A February 4, 2013 article published by the specialized healthcare news site “Actusoins” revealed data breaches at several French hospitals and clinics, demonstrating that such incidents can occur even in a highly-regulated jurisdiction. The journalist was researching another article, and entered the name of a physician into Google. The journalist was astonished to find at… Continue Reading
Nicolas Colin, one of the authors of the report proposing a “privacy tax” in France that we blogged about on January 22nd, just explained his report in more detail in this Forbes blog entry. Readers interested in this issue may find the Forbes blog post of interest.
The French government released on January 18, 2013 a 200-page study prepared by Pierre Collin and Nicolas Colin proposing changes to international tax rules to take better account of value creation by digital firms. As a shorter term step, the report proposes that France create a tax that would affect all firms that create value… Continue Reading

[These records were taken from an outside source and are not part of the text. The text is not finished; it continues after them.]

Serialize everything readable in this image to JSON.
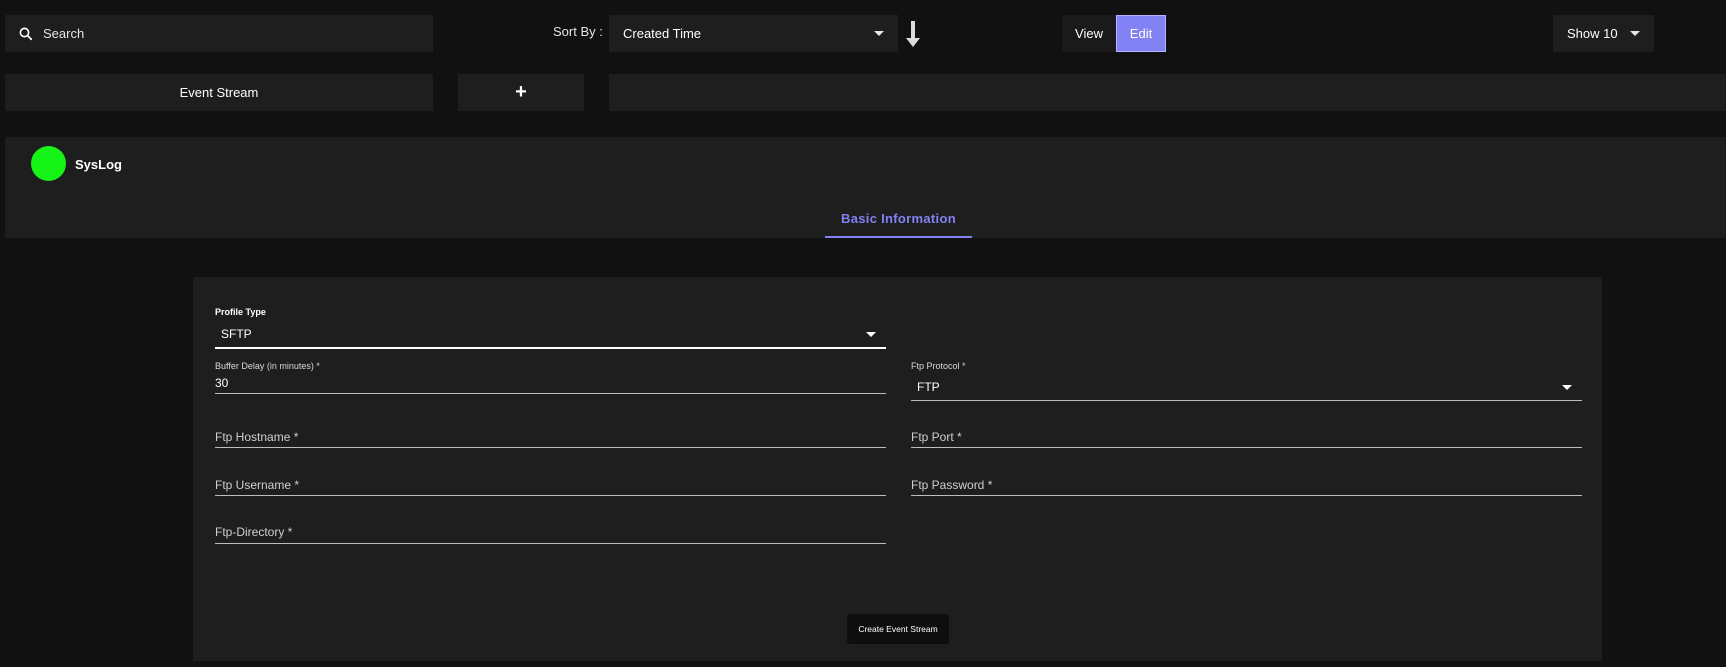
{
  "toolbar": {
    "search_placeholder": "Search",
    "sort_by_label": "Sort By :",
    "sort_value": "Created Time",
    "view_label": "View",
    "edit_label": "Edit",
    "show_value": "Show 10"
  },
  "tabs": {
    "stream_label": "Event Stream",
    "add_label": "+"
  },
  "header": {
    "profile_name": "SysLog",
    "status_color": "#16f316",
    "active_tab": "Basic Information"
  },
  "form": {
    "profile_type_label": "Profile Type",
    "profile_type_value": "SFTP",
    "buffer_delay_label": "Buffer Delay (in minutes) *",
    "buffer_delay_value": "30",
    "ftp_protocol_label": "Ftp Protocol *",
    "ftp_protocol_value": "FTP",
    "ftp_hostname_placeholder": "Ftp Hostname *",
    "ftp_port_placeholder": "Ftp Port *",
    "ftp_username_placeholder": "Ftp Username *",
    "ftp_password_placeholder": "Ftp Password *",
    "ftp_directory_placeholder": "Ftp-Directory *",
    "create_button": "Create Event Stream"
  },
  "colors": {
    "accent": "#8282f4",
    "background": "#111111",
    "panel": "#1e1e1e"
  }
}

France’s data protection authority, the Commission Nationale de l’Informatique et des Libertés (CNIL), released on November 14, 2012 English-language versions of its compliance guides for businesses. The first guide, “Methodology for Privacy Risk Management”, provides a step-by-step guide for identifying risks and prioritising remedial actions. The second guide, “Measures for the Privacy Risk Treatment“, provides practical guidance on… Continue Reading

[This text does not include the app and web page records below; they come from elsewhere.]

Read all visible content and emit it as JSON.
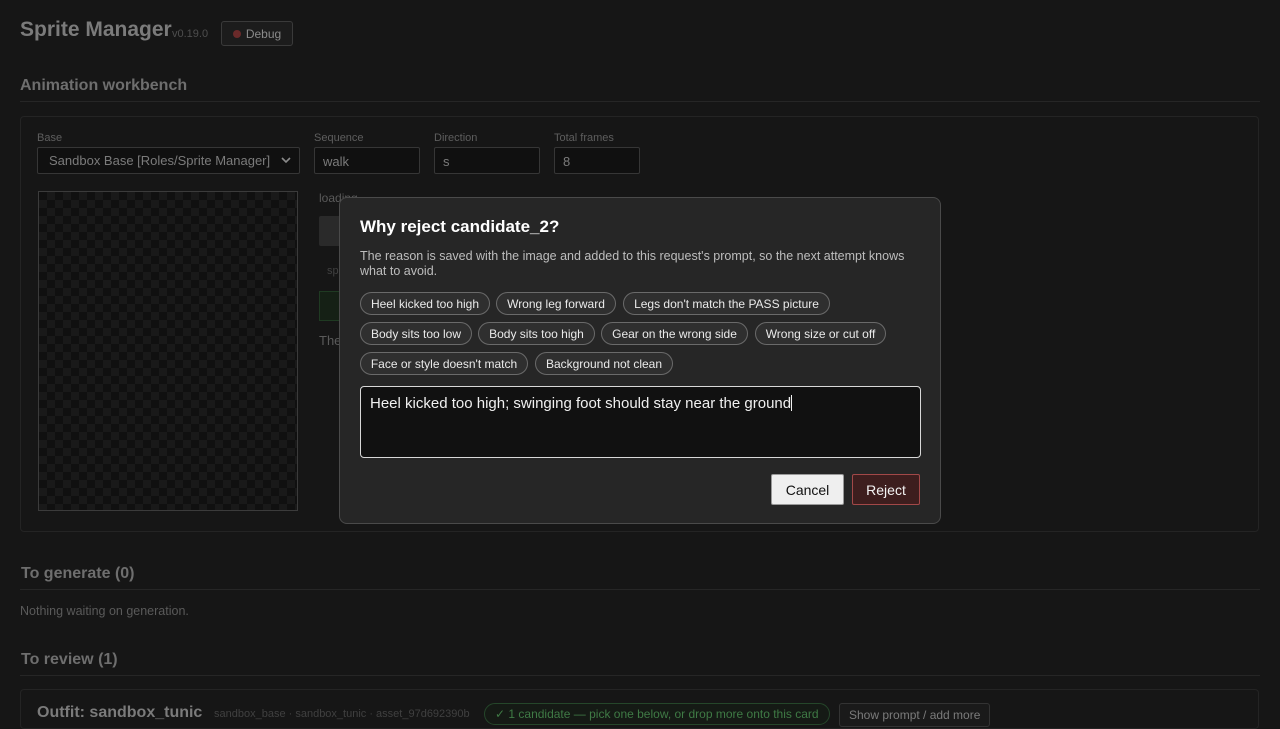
{
  "header": {
    "title": "Sprite Manager",
    "version": "v0.19.0",
    "debug_label": "Debug",
    "debug_icon": "bug-icon"
  },
  "workbench": {
    "title": "Animation workbench",
    "base_label": "Base",
    "base_value": "Sandbox Base [Roles/Sprite Manager]",
    "sequence_label": "Sequence",
    "sequence_value": "walk",
    "direction_label": "Direction",
    "direction_value": "s",
    "frames_label": "Total frames",
    "frames_value": "8",
    "status_text": "loading",
    "partial_text_1": "sp",
    "partial_text_2": "The"
  },
  "to_generate": {
    "title": "To generate (0)",
    "empty_text": "Nothing waiting on generation."
  },
  "to_review": {
    "title": "To review (1)",
    "outfit_title": "Outfit: sandbox_tunic",
    "meta": "sandbox_base · sandbox_tunic · asset_97d692390b",
    "candidate_badge": "✓ 1 candidate — pick one below, or drop more onto this card",
    "show_prompt_label": "Show prompt / add more"
  },
  "modal": {
    "title": "Why reject candidate_2?",
    "description": "The reason is saved with the image and added to this request's prompt, so the next attempt knows what to avoid.",
    "chips": [
      "Heel kicked too high",
      "Wrong leg forward",
      "Legs don't match the PASS picture",
      "Body sits too low",
      "Body sits too high",
      "Gear on the wrong side",
      "Wrong size or cut off",
      "Face or style doesn't match",
      "Background not clean"
    ],
    "reason_value": "Heel kicked too high; swinging foot should stay near the ground",
    "cancel_label": "Cancel",
    "reject_label": "Reject"
  },
  "colors": {
    "reject_accent": "#a24848",
    "candidate_green": "#3f7a45"
  }
}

Hogan Lovells privacy attorneys examine the challenges of deploying geolocation services in five jurisdictions, including France, Spain, Germany, the United States and Hong Kong.
The French Data Protection Authority (the Commission Nationale de l’Informatique et des Libertés or CNIL) opened a public consultation on cloud computing, citing the growing significance of the cloud computing market: “already €6 billion at the European level, with a yearly growth of approximately 20%”. The CNIL is focusing on five areas: definition of cloud computing, role of the parties, applicable law, international transfers of data outside the European Union and data security. Public input into the issue is sought by the CNIL, as explained in this blog entry.
A French Court of Appeals in Caen recently confirmed a lower court’s order for the suspension of a whistleblowing system implemented by French company Benoist Girard, a subsidiary of American group Stryker. The decision comes as a surprise as it rejects the approval of the whistleblower system by French data protection authority (the “CNIL”).
The French CNIL found the French provider of universal telephone directory services “Pages Jaunes” guilty of violating several provisions of the French data protection law due to Pages Jaunes’ collection of personal data in social media sites.
An announcement came this week from EC Digital Agenda VP Neelie Kroes of an EU Cloud Strategy (described in this blog entry), for which the former US CIO Vivek Kundra will be an advisor, and it once again raises questions about the application of the EU Directive in the cloud. This is an issue that will be explored through a Moot Court problem at IAPP’s Navigate in Dallas on September 14, also described and shared in this entry.
On August 26, 2011 France implemented new EU provisions on data breach notifications for electronic communications providers, as well as new provisions requiring prior consent for cookies. The French measure also gives the government power to order security audits for electronic communications providers.
The French data protection authority (CNIL) recently simplified the formalities imposed on non-EU companies using data processors in France. While limited in scope as it only relates to processes in the fields of human resources and client and prospects management, the simplification can only be welcomed.
Lionel de Souza, a Hogan Lovells privacy lawyer in our Paris Office provides a thorough review of 2010 developments in French privacy law and a look ahead to 2011.
French Supreme Court invalidates whistle blowing code of conduct because it exceeds scope of CNIL blanket license
French Senators propose a new law that would declare all IP addresses to be personal information, increase the sanctioning powers of the CNIL, introduce new data breach obligations, and make the use of certain cookies subject to opt-in.
Part 2 of France’s online infringement law, HADOPI 2, is adopted by French parliament.
On August 19, 2009, the French Official Journal published the French Data Protection Authority’s (‘CNIL’) long-awaited recommendations on the transfer of personal data for U.S. discovery purposes (‘Recommendations’, currently only available in French). The Recommendations were based at least in part on suggestions from a working group composed of representatives from all stakeholders, which was set up by the CNIL in 2008. The… Continue Reading